Sometimes we just want to scratch our heads.
Veterinary hospitals are mostly curbside now and even though we are telling clients on the phone to bring their phones and call when they arrive, we are still having them show up without doing either. What is going on?
Many years ago, AAHA did a study on compliance in veterinary practices. They wanted to learn the difference between the veterinarian’s perception of client compliance with recommendations and the reality of owner acceptance. The results were shocking to many veterinarians who were very sure their clients were following through on their recommendations only to find some very low numbers when the results were tallied. It was out of this study that we learned we weren’t reminding clients enough about care and that they didn’t mind getting as many as FIVE reminders for services due. That’s right – FIVE.

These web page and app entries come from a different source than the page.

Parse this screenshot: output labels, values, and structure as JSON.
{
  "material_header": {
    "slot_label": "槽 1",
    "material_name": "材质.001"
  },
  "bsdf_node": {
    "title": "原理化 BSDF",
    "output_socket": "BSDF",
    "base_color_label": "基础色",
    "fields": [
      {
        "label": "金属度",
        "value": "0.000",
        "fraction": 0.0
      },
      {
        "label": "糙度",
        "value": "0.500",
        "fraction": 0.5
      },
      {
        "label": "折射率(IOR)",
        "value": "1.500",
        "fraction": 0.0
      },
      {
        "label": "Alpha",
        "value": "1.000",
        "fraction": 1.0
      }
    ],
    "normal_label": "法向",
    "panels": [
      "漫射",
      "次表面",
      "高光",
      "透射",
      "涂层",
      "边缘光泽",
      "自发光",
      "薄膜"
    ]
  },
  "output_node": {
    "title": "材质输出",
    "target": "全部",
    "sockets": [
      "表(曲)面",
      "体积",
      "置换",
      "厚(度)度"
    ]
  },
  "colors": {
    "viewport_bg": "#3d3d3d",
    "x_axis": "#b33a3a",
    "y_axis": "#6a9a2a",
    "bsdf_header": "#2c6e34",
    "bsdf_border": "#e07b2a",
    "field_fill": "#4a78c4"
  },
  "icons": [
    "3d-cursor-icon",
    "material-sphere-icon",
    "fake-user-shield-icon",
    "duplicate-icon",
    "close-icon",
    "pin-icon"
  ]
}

So here we are in the middle of the most disruptive time in American history since the ‘60s (yep we had a pandemic then too) and we expect our clients to listen and comprehend a single message over the phone from the Client Services Rep when they are making appointments. It is not going to be enough.
We must understand that the entire population is completely out of sync. All our routines and habits are being switched up, again and again and yet again as we navigate government orders, new data, kids at home when typically in school and technology challenges. Our brains are working overtime and distraction is everywhere. I sometimes find myself bouncing from one task to another, only partially completing them and then having to circle back to finish. This is not just work stuff but even no brainer tasks like laundry. So, what to do?
I recently wrote an open letter to clients template to share with practices to start the communication process. This step one letter lays the groundwork explaining how veterinary practices are just as disrupted as our client’s household and asking for support, grace and a plan from our clients to work together with our team to get them accommodated with the least stress possible for all. The second step is to create a checklist for your clients and email it to them when they make appointments. Tell them this is coming when you make the appointment and to watch for it in their email. This list reinforces the message from the CSR and the first letter. Bring your phone, call when you arrive, bring something to do, fill out the online form, plan to stay for at least one hour (GP) or 3 hours (ER), bring your cat in a carrier and your dog on a well fitting leash or harness, etc. should all be on the list. This is the third reinforcement. Then the day before the appointment you can set your text message reminders for an app like #VitusVet to reference back to the check list and to confirm they have filled out any forms. This is reminder four.
The morning of, you can send number five, a quick text,
“Do you have your?
Forms filled out
Credit card for payment
Something to do? Read? Work? Fun?
GREAT! We can’t wait to see you – Call us from your parking spot. See you at 00:00.
This all seems like too much I know. Truthfully, we are all so “fuzzy” brained these reminders should be welcomed, but if not, they will at least reiterate the point enough times to make clients pay attention. One of the standard lessons I have taught in all my client communication classes for the last 15 years is “DON’T BLINDSIDE YOUR CLIENTS.”
The upside of all this well-intentioned harassment 😊 is that we are not battling the unprepared client. Curbside care is comparatively slow but having the clients onboard and ready can pick up our speed significantly and help us manage our new workflow. The speed gets more patients seen, clients are happier, and we are not as frustrated.
Even with the extra communication you will probably have someone who comes unprepared…but they surely can’t blame you for not informing them…A lot!
Thank you for all you do for animals and their humans. If I can be of service, please reach out to me at dboone2managevets.com.